Several readers have written to ask why we didn’t visit Colonial Williamsburg during our recent trip to Virginia, suggesting that it would be a good story for the Gypsy Journal. We have also had e-mails from readers in the last couple of weeks wanting to know why we didn’t tour this place or that place during our week in Washington D.C., and asking how we choose which places to write about.
Several factors play into it, including our personal interests, the time we have available, whether or not we have covered something similar in a recent issue, and whether or not the attraction, museum, or whatever will give us complimentary admissions, and a media kit to help us develop a story.

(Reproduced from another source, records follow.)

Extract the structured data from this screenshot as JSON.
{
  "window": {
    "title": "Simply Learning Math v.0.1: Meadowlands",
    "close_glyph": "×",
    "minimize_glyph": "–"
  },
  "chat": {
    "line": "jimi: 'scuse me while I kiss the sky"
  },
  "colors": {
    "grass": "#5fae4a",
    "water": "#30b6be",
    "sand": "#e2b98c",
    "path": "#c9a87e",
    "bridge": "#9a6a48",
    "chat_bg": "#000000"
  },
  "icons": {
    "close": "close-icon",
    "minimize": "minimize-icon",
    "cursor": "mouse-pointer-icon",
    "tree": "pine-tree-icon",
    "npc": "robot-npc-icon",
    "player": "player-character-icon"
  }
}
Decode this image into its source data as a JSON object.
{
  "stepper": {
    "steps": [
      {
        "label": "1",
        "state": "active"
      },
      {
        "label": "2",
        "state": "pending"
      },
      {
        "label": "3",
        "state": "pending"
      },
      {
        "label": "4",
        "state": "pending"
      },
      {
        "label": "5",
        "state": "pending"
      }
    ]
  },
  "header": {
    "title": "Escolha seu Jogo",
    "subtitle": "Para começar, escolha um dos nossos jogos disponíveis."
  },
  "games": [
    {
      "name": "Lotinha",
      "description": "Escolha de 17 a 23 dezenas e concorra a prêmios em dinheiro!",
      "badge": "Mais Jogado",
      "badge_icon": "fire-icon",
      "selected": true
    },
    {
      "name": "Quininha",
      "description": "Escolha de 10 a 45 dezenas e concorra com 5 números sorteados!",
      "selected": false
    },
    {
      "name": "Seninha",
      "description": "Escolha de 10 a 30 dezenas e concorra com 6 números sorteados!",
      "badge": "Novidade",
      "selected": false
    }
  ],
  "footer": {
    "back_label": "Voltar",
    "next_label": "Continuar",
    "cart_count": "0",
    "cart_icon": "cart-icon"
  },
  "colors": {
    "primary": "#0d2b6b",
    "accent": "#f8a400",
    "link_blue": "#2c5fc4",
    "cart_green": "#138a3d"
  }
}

We have no interest in theme parks, so you’ll probably never read a feature about Dollywood, Disneyland, or Silver Dollar City in the paper or the blog. Besides which, those places have been done to death. When possible, we prefer the lesser known attractions and places to visit. That’s not to say we don’t hit some major stops along the way – in the new issue of the Gypsy Journal we have stories on the National Holocaust Museum, the Bureau of Engraving and Printing, the Newseum, and the American Indian Museum, to name a few.
Terry and I love history, and we could easily fill every issue with just stories about this famous Revolutionary War or Civil War battlefield, that old fort, and those historic homes. But not everybody is a history nut, so we have to try and temper our interests and include different kinds of stories to make the Gypsy Journal meet a wide variety of interests.
Some readers wanted to know why we didn’t tour the Smithsonian Air and Space Museum while we were in Washington. Well, first of all, we just didn’t have the time. And, we have done stories in the past on the Naval Aviation Museum in Pensacola, Florida; the Pima Air Museum in Tucson; and the Mid-America Air Museum in Liberal, Kansas. Not to mention a couple of rocket museums along the way.
We also have a policy of not paying to tour an attraction that we are then going to write about and give thousands of dollars worth of free publicity to. We visit a lot of places in the course of a year, and paying $15, $20, or more each for the two of us to get into all of them would not fit into our budget. We’d have loved to have visited Colonial Williamsburg and included a feature story for the paper, but they declined to supply us with media passes, or even a media kit to work with. Hopefully we can work something out with them the next time we’re in that area.
This may sound like we’re looking for a handout, but that’s not the case at all. Every publication, indeed every business, has a budget that they work within. When we work together with an attraction, we both win. We feel that we give the places we write about a lot of excellent exposure, and judging by the feedback we get from them, they do too. If an attraction or museum won’t provide us media passes, and we don’t have a deep enough interest or desire to pay to see it, we’ll look for someplace else to write about.
There is never a shortage of places for us to discover, and the good news is that if we don’t got to some attraction this time around, we have a great excuse to go back again someday!
Thought For The Day – Life is like a coin. You can spend it any way you wish, but you only spend it once.